- **EXTRACTED RECORDS**:
━━━━━━━━━━━━━━━━━━━━━━━━━━━━━━
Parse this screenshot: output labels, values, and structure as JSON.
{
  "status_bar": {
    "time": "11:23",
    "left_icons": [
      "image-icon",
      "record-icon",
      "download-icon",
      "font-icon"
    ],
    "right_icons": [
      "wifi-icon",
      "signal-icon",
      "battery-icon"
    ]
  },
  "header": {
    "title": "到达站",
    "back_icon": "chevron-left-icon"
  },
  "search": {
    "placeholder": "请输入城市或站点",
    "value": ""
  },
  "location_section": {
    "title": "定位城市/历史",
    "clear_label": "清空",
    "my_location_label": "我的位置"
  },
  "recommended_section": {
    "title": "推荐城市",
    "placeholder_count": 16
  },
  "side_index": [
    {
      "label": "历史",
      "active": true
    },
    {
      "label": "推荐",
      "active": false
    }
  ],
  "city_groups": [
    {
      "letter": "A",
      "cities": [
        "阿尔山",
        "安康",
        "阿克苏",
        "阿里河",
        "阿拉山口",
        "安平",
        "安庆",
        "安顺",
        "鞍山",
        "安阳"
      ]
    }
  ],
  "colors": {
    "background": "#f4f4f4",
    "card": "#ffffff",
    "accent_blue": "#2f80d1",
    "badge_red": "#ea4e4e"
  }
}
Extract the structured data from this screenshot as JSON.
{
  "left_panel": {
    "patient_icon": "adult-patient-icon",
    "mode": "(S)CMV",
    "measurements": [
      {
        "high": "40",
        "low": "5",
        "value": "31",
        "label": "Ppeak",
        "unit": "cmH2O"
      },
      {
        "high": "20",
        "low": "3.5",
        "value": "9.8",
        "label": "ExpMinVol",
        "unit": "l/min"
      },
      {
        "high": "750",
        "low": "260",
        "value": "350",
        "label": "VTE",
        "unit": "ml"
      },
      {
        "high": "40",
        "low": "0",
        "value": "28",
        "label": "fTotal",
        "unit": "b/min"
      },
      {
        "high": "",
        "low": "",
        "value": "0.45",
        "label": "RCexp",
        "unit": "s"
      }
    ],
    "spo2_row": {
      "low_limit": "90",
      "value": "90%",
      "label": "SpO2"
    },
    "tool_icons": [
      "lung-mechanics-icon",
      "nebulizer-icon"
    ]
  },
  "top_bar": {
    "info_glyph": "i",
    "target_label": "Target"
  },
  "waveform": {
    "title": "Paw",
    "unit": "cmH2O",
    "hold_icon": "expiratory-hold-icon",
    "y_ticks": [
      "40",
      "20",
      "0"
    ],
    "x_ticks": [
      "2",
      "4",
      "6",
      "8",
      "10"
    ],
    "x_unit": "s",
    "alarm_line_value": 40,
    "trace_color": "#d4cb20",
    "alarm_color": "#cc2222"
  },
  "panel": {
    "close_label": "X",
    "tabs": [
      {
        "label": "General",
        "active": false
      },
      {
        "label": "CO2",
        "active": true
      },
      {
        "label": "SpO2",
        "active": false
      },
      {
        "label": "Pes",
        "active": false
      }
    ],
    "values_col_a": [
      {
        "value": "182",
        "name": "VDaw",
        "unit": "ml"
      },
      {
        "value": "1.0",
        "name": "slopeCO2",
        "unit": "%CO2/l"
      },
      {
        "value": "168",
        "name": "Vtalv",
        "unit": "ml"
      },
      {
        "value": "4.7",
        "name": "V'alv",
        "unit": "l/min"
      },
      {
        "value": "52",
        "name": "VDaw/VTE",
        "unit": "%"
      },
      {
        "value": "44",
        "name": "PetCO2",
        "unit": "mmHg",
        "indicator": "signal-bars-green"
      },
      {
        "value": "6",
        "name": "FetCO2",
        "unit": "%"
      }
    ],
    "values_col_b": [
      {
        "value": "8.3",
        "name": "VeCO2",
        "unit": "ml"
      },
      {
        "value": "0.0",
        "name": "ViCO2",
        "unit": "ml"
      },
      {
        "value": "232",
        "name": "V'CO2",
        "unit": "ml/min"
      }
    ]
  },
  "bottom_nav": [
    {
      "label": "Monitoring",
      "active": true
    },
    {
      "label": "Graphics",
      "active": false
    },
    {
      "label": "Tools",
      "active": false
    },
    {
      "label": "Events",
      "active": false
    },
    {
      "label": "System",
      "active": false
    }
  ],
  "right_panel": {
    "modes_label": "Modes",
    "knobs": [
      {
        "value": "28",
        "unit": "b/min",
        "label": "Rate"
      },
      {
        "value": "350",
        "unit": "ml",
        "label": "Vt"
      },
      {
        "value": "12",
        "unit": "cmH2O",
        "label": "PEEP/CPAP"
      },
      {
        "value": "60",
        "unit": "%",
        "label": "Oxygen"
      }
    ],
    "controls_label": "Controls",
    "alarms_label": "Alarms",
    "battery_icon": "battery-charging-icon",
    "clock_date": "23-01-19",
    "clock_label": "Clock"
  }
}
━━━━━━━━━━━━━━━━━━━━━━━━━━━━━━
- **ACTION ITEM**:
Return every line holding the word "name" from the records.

- **WORKED SOLUTION**:
        "name": "VDaw",
        "name": "slopeCO2",
        "name": "Vtalv",
        "name": "V'alv",
        "name": "VDaw/VTE",
        "name": "PetCO2",
        "name": "FetCO2",
        "name": "VeCO2",
        "name": "ViCO2",
        "name": "V'CO2",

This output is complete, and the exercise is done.